*** MATERIAL PROVIDED Section Begins ***

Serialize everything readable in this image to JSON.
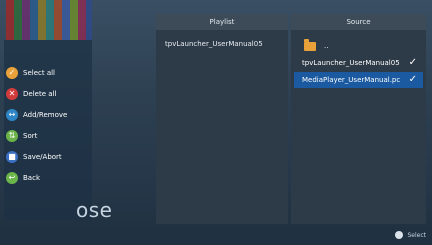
{
  "sidebar": {
    "items": [
      {
        "label": "Select all",
        "icon": "select-all-icon",
        "color": "#e9a13a",
        "glyph": "✓"
      },
      {
        "label": "Delete all",
        "icon": "delete-icon",
        "color": "#d23b3b",
        "glyph": "🗑"
      },
      {
        "label": "Add/Remove",
        "icon": "add-remove-icon",
        "color": "#2e86c7",
        "glyph": "↔"
      },
      {
        "label": "Sort",
        "icon": "sort-icon",
        "color": "#6bb44a",
        "glyph": "⇅"
      },
      {
        "label": "Save/Abort",
        "icon": "save-icon",
        "color": "#3a6fc2",
        "glyph": "💾"
      },
      {
        "label": "Back",
        "icon": "back-icon",
        "color": "#6bb44a",
        "glyph": "↩"
      }
    ]
  },
  "background": {
    "title_fragment": "ose"
  },
  "playlist": {
    "header": "Playlist",
    "items": [
      "tpvLauncher_UserManual05"
    ]
  },
  "source": {
    "header": "Source",
    "items": [
      {
        "label": "..",
        "type": "folder"
      },
      {
        "label": "tpvLauncher_UserManual05",
        "checked": true
      },
      {
        "label": "MediaPlayer_UserManual.pc",
        "checked": true,
        "selected": true
      }
    ]
  },
  "footer": {
    "label": "Select"
  }
}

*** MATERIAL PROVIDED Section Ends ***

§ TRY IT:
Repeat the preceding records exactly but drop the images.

§ RESULT OF THE TASK:
Serialize everything readable in this image to JSON.
{
  "sidebar": {
    "items": [
      {
        "label": "Select all",
        "icon": "select-all-icon",
        "color": "#e9a13a",
        "glyph": "✓"
      },
      {
        "label": "Delete all",
        "icon": "delete-icon",
        "color": "#d23b3b",
        "glyph": "🗑"
      },
      {
        "label": "Add/Remove",
        "icon": "add-remove-icon",
        "color": "#2e86c7",
        "glyph": "↔"
      },
      {
        "label": "Sort",
        "icon": "sort-icon",
        "color": "#6bb44a",
        "glyph": "⇅"
      },
      {
        "label": "Save/Abort",
        "icon": "save-icon",
        "color": "#3a6fc2",
        "glyph": "💾"
      },
      {
        "label": "Back",
        "icon": "back-icon",
        "color": "#6bb44a",
        "glyph": "↩"
      }
    ]
  },
  "background": {
    "title_fragment": "ose"
  },
  "playlist": {
    "header": "Playlist",
    "items": [
      "tpvLauncher_UserManual05"
    ]
  },
  "source": {
    "header": "Source",
    "items": [
      {
        "label": "..",
        "type": "folder"
      },
      {
        "label": "tpvLauncher_UserManual05",
        "checked": true
      },
      {
        "label": "MediaPlayer_UserManual.pc",
        "checked": true,
        "selected": true
      }
    ]
  },
  "footer": {
    "label": "Select"
  }
}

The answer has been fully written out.